Since 2003, the Hennessy Literary Awards have also celebrated the success and achievements of established Irish writers by inducting one eminent writer each year into the Hennessy Literary Awards Hall of Fame, including Paula Meehan, Deirdre Madden, Dermot Healy, John Boyne, Sebastian Barry, Dermot Bolger, Frank McGuinness, Anne Enright and Neil Jordan.

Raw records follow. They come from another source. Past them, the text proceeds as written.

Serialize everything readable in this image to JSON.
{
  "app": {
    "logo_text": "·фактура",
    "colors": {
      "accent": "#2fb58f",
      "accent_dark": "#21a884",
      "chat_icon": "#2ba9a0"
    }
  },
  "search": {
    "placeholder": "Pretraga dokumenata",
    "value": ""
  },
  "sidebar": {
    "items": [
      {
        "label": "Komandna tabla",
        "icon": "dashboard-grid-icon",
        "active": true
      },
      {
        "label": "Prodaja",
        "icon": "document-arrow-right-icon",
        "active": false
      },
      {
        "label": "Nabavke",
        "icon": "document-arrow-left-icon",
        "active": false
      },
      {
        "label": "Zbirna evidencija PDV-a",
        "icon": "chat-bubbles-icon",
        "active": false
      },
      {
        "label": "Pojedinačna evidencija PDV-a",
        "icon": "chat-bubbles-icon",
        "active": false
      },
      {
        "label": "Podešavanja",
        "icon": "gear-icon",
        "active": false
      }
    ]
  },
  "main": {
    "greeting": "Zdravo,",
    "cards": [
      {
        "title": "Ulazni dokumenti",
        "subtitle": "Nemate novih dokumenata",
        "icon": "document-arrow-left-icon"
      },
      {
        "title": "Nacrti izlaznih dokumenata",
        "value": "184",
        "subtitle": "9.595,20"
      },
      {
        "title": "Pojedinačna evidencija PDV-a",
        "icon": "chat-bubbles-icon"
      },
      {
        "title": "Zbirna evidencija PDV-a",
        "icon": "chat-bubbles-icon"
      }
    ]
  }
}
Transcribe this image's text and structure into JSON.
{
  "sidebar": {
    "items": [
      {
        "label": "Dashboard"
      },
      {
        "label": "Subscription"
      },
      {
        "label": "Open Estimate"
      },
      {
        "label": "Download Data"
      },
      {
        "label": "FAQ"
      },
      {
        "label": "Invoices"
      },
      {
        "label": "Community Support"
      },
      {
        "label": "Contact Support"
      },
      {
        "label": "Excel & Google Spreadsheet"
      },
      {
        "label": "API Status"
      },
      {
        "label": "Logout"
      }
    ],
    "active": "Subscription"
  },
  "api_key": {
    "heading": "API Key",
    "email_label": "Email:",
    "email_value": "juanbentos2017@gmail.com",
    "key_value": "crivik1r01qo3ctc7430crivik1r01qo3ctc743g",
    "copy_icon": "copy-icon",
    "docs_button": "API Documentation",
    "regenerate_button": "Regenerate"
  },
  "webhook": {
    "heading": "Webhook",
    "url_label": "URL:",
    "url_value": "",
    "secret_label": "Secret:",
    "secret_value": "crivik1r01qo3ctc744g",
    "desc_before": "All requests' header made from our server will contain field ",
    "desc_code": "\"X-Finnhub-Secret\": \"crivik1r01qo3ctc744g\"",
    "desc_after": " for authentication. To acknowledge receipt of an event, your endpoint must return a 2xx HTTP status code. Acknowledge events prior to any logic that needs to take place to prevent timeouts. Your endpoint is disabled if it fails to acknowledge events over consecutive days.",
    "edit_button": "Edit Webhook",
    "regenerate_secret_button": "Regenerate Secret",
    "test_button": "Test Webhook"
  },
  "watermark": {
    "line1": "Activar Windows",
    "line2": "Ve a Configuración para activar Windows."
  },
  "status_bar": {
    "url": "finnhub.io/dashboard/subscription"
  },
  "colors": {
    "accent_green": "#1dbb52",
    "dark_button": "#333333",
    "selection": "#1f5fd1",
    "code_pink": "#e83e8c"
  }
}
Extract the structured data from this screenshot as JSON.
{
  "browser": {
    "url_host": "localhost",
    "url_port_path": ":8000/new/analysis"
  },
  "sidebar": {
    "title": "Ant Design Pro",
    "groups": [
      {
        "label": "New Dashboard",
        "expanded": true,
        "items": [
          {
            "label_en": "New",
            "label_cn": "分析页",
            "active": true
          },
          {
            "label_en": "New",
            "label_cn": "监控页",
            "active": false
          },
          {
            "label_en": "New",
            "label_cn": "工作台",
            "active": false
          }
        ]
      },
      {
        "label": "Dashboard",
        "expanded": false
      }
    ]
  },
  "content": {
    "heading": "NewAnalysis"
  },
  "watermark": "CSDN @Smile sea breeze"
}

This year’s inductee, Éilís Ní Dhuibhne, said: “One of the red-letter days of my life was the day in 1974 when I got a letter from David Marcus, editor of New Irish Writing, letting me know that he would like to publish my short story, the very first short story I ever submitted to any publisher. This was the best encouragement a young writer could get. Another red-letter day was the day in 2016 when I got an email from Ciaran Carty, editor of New Irish Writing, asking me if I would agree to being enrolled in the Hennessy Hall of Fame. This is one of the best encouragements an old writer can get. It’s just great!”